As the COP 25 conference opens in Madrid, greenhouse gas emissions are still rising (+2.0% pa in2018) despite 1500 climate change laws enacted all over the world. Efforts need to be stepped up by a factor of five according to the United Nations Environment Programme (UNEP). We hence expect climate change regulation to tighten and intensify in number and reach around the world.
“To quantify the impact, we grouped the most important measures into four categories: carbon pricing; energy mix and efficiency; mobility regulations; industry specific taxes, fines and levies. We find that the negative impact on global industry will be nearly USD 2.5tn over the next ten years.”, said Catharina Hillenbrand, Sector Advisor for Energy, Metals, and Machinery and Equipment at Euler Hermes.
Which sectors are the most exposed?
We believe that almost all of the global economy will be impacted and hence calculated the impact per sector (see the full list here), but some of them will obviously be hit the hardest:
Climate-related regulation has already cost the energy sector USD 1.4tn over the past ten years, and we expect a further USD 900bn in the next decade.
As an energy-intensive sector, steel will be the second most impacted industry: USD 300bn over the next 10 years.
Air and marine transport come third (USD55bn) because of the combination of carbon offsetting schemes (USD16 to 42bn), increased taxation and/or CO2 levies, as well as global incentives for a rail switch. Both of these segments will also be hit by new fuel sulphur content regulations.
How should businesses prepare for this regulatory wave?
In order to prepare, businesses need to consider direct and second round effects:
The direct impact will be a reduction in gross margins as a result of rising cost of emissions. This can maybe be transposed onto other costs, i.e. opex or capex, for example. But it can also translate into reduction of operating profitability as it may have been achieved through raising other costs, for embarking onto higher cost processes or greater R&D expenditure.

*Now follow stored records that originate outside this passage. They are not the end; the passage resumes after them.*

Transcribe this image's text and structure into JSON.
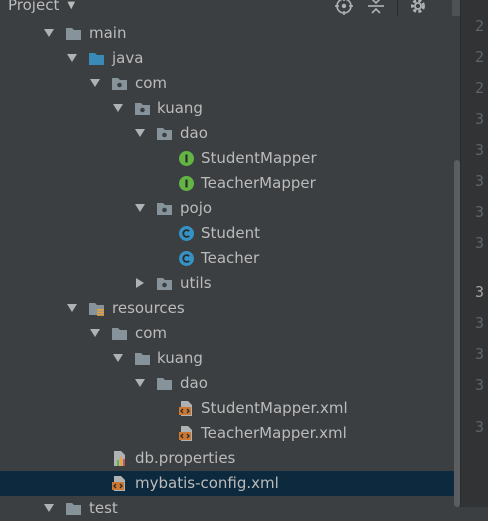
{
  "header": {
    "title": "Project",
    "icons": [
      "locate-icon",
      "collapse-all-icon",
      "gear-icon"
    ]
  },
  "tree": {
    "rows": [
      {
        "label": "main",
        "icon": "folder-icon",
        "expanded": true
      },
      {
        "label": "java",
        "icon": "source-folder-icon",
        "expanded": true
      },
      {
        "label": "com",
        "icon": "package-icon",
        "expanded": true
      },
      {
        "label": "kuang",
        "icon": "package-icon",
        "expanded": true
      },
      {
        "label": "dao",
        "icon": "package-icon",
        "expanded": true
      },
      {
        "label": "StudentMapper",
        "icon": "interface-icon"
      },
      {
        "label": "TeacherMapper",
        "icon": "interface-icon"
      },
      {
        "label": "pojo",
        "icon": "package-icon",
        "expanded": true
      },
      {
        "label": "Student",
        "icon": "class-icon"
      },
      {
        "label": "Teacher",
        "icon": "class-icon"
      },
      {
        "label": "utils",
        "icon": "package-icon",
        "expanded": false
      },
      {
        "label": "resources",
        "icon": "resources-folder-icon",
        "expanded": true
      },
      {
        "label": "com",
        "icon": "folder-icon",
        "expanded": true
      },
      {
        "label": "kuang",
        "icon": "folder-icon",
        "expanded": true
      },
      {
        "label": "dao",
        "icon": "folder-icon",
        "expanded": true
      },
      {
        "label": "StudentMapper.xml",
        "icon": "xml-file-icon"
      },
      {
        "label": "TeacherMapper.xml",
        "icon": "xml-file-icon"
      },
      {
        "label": "db.properties",
        "icon": "properties-file-icon"
      },
      {
        "label": "mybatis-config.xml",
        "icon": "xml-file-icon",
        "selected": true
      },
      {
        "label": "test",
        "icon": "folder-icon",
        "expanded": true
      }
    ]
  },
  "gutter": {
    "line_numbers": [
      "2",
      "2",
      "2",
      "3",
      "3",
      "3",
      "3",
      "3",
      "3",
      "3",
      "3",
      "3",
      "3",
      "3",
      "3",
      "3",
      "3"
    ],
    "current_index": 8
  }
}
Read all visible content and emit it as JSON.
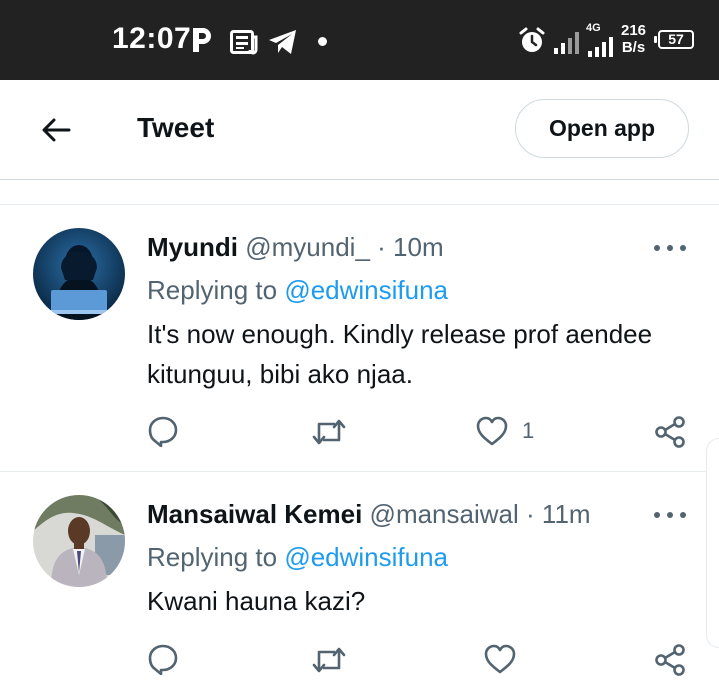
{
  "status_bar": {
    "time": "12:07",
    "net_type": "4G",
    "net_speed_value": "216",
    "net_speed_unit": "B/s",
    "battery": "57",
    "icons": [
      "parking-icon",
      "news-icon",
      "telegram-icon",
      "alarm-icon",
      "signal-icon",
      "signal-4g-icon"
    ]
  },
  "header": {
    "title": "Tweet",
    "open_app_label": "Open app",
    "back_icon": "arrow-left-icon"
  },
  "tweets": [
    {
      "name": "Myundi",
      "handle": "@myundi_",
      "separator": "·",
      "time": "10m",
      "replying_prefix": "Replying to",
      "replying_to": "@edwinsifuna",
      "text": "It's now enough. Kindly release prof aendee kitunguu, bibi ako njaa.",
      "like_count": "1"
    },
    {
      "name": "Mansaiwal Kemei",
      "handle": "@mansaiwal",
      "separator": "·",
      "time": "11m",
      "replying_prefix": "Replying to",
      "replying_to": "@edwinsifuna",
      "text": "Kwani hauna kazi?",
      "like_count": ""
    }
  ],
  "colors": {
    "status_bar_bg": "#222222",
    "link": "#1d9bf0",
    "muted_text": "#536471",
    "primary_text": "#0f1419",
    "divider": "#e6ecf0"
  }
}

Indirect risks should also be addressed, from supply chain transmission and multiplication of risk to the exposure of end customers. Moreover, any of these issues may bear a visible impact on companies’ balance sheets and solvability.
Depending on speed of adaption, which is today insufficient, the ultimate risk is complete loss of value of certain assets or entire businesses. The coal sector is a first example of a stranded industry but many other sectors will be affected across the economy.